Money management 101 for kids
Society has grown accustomed to seeking instant gratification, and unfortunately South Africans are often referred to as materialistic and in debt. The Covid-19 pandemic has seen many of us learn the hard way when it comes to managing our money, which is why now is also the perfect opportunity to teach our children to do it differently. in order to be better prepared for the unexpected. .
Did you know?
According to Christelle Louw, consulting partner at Citadel Wealth, a SARB study found that the average South African spends 70% of their income on debt.
Louw says it’s important to encourage kids to start managing their money early on.
“Parents normally want to provide their children with the perks and perks that they have never enjoyed, and recklessly lean towards material things and spend a lot of money on instant gratification for their children. But, the greatest gift they can give to their children as well as to their own futures are the long term rewards that grow over time.
According to Louw, parents should teach their children the principles of sound financial management, involve them concretely in budgeting and saving, demonstrating the gains made and the solid foundations being built for their future.
Open a savings plan
To get started, consider opening a savings plan to which you, as parents, contribute the same amount that the children save. Seeing the amount increase will encourage children to save more and it will also help them understand what the tangible benefits of this saving will be in the long run.
READ: How a Budget Can Help You Reach Your Savings Goals
To be rich VS to be rich
Children are constantly exposed to materialistic things through social media. This is a great opportunity to counter that, by explaining to them the difference between being rich and being rich.
Being rich can be tied to spending most of the cash, looking for the role, and looking for the limelight. Wealth can be described as the accumulation of assets which is less spectacular and showy on the surface but has solid and reliable results. So teach your kids that long-term stability matters more than flashy social status.
The golden rule when it comes to money
One of the golden rules to teach your children is not to spend what they don’t have. Teach them to plan ahead instead of lending Daddy money. And allow them to reward themselves when they hit their financial goal.
Make your teenager think
The words travel, a good education and a fulfilling lifestyle are often appropriate for teenagers.

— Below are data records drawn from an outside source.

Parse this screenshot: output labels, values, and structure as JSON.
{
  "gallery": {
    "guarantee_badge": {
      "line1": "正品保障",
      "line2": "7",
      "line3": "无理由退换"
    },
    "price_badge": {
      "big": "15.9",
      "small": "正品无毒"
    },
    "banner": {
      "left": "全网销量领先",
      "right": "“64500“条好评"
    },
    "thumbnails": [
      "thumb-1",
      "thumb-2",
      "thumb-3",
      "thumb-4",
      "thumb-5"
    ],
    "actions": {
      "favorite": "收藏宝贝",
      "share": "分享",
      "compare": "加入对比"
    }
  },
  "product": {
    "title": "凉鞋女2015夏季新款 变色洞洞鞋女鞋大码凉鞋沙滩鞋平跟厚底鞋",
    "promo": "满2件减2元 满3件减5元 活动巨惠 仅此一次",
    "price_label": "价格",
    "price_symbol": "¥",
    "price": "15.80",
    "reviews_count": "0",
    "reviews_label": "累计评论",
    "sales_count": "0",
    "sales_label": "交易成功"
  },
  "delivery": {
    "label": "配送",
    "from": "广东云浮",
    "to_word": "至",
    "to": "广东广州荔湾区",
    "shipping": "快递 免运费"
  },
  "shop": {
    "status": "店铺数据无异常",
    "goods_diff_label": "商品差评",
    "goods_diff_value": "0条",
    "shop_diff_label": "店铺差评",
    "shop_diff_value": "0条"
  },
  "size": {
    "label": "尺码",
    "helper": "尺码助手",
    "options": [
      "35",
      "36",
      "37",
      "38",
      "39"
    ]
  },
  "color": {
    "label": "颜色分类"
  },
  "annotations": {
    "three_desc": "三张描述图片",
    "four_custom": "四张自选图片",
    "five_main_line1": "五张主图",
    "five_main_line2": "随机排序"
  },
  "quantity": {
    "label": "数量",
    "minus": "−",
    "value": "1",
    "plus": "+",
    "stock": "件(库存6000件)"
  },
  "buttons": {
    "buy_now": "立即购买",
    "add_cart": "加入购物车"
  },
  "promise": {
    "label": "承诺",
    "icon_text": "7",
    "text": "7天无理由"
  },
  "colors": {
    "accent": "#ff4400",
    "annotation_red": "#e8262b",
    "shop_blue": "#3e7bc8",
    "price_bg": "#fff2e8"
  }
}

Remind them that with savings, they will be able to travel, enjoy college more, and maybe even buy a car.
“Having options and choices is a very powerful motivator,” Louw says, and having them in these uncertain times has actually become a necessity.
Help your kids budget
As a parent, it is your responsibility to guide your child in financial planning and making wise money choices. They might not need a financial planner yet, but helping them create long-term strategies (not quick fixes) might point them in the right direction. Talk to them about their monthly needs and help them find ways to fund their short and long term goals. This will create a solid foundation for them from which to build a financial strategy.
Remember to teach your children to avoid splurging on temporary pleasures and instead create a proper financial plan that will allow them to reap the long-term benefits.